The Fifth Meeting of the Society for the Study of Economic Inequality (ECINEQ) will be held at the University of Bari (Italy) from July 22 to July 24, 2013.
The ECINEQ conference provides a forum for a rigorous analysis of inequality, welfare and redistribution issues, both at the theoretical and at the empirical level, as well as for a discussion of the policy implications of the research findings in this field.
ECINEQ aims at achieving high scholarly standards in both the selection of topics and their debates, whether they concern theoretical issues, empirical analyses or the implementation of policies.
Oleg I. Kitov, Ivan O. Kitov

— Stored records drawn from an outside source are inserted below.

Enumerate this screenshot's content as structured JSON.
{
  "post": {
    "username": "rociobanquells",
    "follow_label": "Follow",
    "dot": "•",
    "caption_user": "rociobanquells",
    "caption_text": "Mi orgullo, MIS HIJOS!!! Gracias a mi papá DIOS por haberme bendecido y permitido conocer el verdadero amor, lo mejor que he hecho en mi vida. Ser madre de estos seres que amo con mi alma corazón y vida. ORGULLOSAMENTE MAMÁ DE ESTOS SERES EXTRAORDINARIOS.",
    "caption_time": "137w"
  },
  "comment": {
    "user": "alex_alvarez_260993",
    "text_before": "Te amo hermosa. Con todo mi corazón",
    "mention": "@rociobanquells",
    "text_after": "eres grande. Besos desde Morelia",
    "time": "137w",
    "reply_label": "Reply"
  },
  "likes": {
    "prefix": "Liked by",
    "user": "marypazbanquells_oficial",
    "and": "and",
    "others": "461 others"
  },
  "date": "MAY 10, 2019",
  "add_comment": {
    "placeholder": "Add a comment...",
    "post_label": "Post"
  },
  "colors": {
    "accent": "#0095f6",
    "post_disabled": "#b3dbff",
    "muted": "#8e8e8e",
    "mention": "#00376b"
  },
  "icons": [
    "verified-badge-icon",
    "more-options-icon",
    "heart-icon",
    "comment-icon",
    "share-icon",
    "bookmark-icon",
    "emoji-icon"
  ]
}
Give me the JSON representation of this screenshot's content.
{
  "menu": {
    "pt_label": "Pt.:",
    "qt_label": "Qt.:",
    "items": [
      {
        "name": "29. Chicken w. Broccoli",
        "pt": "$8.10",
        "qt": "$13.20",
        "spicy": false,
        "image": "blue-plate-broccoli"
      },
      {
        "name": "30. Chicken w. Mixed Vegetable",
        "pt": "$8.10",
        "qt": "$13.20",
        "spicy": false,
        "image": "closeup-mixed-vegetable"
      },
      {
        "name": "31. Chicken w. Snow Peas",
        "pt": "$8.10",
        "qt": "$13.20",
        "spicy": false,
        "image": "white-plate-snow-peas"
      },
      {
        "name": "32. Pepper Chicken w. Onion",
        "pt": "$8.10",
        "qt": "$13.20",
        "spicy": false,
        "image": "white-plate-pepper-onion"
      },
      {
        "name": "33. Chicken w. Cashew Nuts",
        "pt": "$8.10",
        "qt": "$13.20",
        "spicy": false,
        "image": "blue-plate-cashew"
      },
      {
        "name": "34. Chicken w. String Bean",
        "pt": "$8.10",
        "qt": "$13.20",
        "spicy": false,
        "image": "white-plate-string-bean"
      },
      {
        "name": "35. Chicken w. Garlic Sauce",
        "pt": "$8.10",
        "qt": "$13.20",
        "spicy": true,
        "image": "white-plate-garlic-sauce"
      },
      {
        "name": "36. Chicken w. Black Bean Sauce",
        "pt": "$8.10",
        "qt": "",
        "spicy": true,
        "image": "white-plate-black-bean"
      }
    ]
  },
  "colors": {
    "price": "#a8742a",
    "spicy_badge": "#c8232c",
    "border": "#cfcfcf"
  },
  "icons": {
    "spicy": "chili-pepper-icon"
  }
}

We model the evolution of age-dependent personal money income distribution and income inequality as expressed by the Gini ratio. In our framework, inequality is an emergent property of a theoretical model we develop for the dynamics of the individual income growth with age. The model relates the evolution of personal income to the individual’s capability to earn money, the size of her work instrument, her work experience and aggregate output growth. Our model is calibrated to the single-year population cohorts as well as the personal incomes data in 10-and 5- year age bins provided by the Census Bureau. We predict the dynamics of personal incomes for every single person in the working-age population in the USA between 1930 and 2011. The model output is then aggregated to construct annual age-dependent and overall personal income distributions (PID) and to compute the Gini ratios. The latter are predicted very accurately - up to 3 decimal places. We show that Gini for people with income is approximately constant since 1930, which is confirmed empirically. Because of the increasing proportion of people with income between 1947 and 1999, the overall Gini reveals a tendency to decline slightly with time. The age-dependent Gini ratios have different trends. For example, the group between 55 and 64 years of age does not demonstrate any decline in the Gini ratio since 2000. In the youngest age group (from 15 to 24 years), however, the level of income inequality increases with time. We also find that in the latter cohort the average income decreases relatively to the age group with the highest mean income. Consequently, each year it is becoming progressively harder for young people to earn a proportional share of the overall income.